Items from an interface collection:

⟨

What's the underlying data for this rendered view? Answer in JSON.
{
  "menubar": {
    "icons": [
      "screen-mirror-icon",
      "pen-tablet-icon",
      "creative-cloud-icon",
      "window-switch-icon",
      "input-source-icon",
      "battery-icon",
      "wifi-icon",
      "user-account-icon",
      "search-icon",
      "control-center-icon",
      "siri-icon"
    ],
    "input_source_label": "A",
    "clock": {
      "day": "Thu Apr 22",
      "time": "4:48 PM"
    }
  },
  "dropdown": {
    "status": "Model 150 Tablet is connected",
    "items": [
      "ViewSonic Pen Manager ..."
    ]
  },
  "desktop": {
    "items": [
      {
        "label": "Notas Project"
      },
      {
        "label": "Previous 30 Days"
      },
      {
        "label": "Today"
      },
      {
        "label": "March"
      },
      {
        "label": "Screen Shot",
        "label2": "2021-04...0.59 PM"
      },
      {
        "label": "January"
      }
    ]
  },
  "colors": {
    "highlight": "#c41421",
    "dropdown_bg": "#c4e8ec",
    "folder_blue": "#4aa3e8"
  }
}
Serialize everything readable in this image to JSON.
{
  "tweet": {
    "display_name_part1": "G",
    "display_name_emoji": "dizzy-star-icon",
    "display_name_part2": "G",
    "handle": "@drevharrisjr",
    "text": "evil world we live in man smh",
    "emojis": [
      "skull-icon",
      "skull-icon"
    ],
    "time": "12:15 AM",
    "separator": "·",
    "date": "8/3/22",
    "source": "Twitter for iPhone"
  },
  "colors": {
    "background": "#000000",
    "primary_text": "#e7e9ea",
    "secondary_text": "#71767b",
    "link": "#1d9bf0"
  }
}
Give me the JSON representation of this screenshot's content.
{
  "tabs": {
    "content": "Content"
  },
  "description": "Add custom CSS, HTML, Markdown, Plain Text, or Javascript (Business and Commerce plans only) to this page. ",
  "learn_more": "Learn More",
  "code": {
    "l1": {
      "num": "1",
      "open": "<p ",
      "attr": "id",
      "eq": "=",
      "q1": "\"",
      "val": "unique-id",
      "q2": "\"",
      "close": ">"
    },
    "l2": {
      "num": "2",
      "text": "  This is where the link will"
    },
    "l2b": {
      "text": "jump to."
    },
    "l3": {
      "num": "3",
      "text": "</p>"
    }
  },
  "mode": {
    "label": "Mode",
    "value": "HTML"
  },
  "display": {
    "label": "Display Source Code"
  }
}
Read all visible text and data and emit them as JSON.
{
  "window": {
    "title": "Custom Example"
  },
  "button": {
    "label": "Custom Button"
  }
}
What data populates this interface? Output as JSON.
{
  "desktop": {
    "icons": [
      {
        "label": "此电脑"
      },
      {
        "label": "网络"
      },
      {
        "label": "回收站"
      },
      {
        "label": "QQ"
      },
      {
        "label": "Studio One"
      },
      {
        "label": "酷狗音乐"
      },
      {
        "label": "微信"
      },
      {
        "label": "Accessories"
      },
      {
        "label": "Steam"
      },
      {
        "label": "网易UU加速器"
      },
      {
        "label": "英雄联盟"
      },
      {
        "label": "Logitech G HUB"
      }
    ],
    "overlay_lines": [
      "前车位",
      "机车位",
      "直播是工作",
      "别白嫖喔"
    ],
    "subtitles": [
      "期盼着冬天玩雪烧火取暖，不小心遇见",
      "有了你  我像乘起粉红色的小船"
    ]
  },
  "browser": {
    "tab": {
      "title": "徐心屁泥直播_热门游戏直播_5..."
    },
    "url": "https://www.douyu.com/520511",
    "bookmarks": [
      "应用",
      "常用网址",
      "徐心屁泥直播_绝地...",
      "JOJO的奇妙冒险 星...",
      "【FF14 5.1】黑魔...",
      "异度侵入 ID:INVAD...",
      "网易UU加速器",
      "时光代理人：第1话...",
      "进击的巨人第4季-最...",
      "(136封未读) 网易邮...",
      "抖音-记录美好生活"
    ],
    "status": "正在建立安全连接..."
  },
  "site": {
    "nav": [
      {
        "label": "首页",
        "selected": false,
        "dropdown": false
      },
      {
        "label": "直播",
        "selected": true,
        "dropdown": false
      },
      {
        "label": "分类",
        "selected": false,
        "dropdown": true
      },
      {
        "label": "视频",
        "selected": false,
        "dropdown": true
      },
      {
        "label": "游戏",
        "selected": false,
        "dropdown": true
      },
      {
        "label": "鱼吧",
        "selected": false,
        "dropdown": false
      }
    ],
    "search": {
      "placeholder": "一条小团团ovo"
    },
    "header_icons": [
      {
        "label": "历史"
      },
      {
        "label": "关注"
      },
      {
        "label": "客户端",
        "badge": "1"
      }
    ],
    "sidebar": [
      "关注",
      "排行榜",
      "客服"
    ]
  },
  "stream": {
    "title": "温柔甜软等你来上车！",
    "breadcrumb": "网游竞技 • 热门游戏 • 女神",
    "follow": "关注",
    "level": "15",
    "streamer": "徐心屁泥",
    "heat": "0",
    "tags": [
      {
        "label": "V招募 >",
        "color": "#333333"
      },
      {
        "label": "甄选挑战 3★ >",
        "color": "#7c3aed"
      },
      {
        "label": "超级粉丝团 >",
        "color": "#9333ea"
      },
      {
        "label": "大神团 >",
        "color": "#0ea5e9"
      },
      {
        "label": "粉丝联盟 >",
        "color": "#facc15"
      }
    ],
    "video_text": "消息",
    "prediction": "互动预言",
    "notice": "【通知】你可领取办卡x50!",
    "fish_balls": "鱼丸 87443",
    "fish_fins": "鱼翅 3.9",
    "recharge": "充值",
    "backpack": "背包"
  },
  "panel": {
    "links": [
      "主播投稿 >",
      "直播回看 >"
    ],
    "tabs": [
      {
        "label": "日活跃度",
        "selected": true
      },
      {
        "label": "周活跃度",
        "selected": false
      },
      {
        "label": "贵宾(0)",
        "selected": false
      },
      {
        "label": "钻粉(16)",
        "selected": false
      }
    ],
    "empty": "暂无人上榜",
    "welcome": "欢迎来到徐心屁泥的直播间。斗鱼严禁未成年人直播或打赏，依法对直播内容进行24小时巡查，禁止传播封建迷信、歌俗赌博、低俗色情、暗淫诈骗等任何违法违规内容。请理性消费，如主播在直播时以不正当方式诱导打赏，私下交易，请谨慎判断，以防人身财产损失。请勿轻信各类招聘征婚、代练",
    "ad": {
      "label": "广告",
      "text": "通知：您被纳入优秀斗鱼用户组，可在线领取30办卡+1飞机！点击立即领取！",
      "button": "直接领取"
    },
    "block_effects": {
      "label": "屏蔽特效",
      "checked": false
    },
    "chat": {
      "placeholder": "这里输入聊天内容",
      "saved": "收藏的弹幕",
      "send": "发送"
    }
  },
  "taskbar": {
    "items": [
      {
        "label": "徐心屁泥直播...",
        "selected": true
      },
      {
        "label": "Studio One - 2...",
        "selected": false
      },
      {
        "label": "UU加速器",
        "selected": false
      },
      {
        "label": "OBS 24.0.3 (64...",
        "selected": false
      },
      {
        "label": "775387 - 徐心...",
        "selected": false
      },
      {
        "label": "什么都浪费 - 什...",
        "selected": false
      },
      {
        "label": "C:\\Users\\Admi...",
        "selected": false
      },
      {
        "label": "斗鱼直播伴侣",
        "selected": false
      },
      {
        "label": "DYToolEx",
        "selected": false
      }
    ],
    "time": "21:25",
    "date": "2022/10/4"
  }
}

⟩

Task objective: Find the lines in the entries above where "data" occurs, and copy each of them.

Reply:
What's the underlying data for this rendered view? Answer in JSON.
Read all visible text and data and emit them as JSON.
What data populates this interface? Output as JSON.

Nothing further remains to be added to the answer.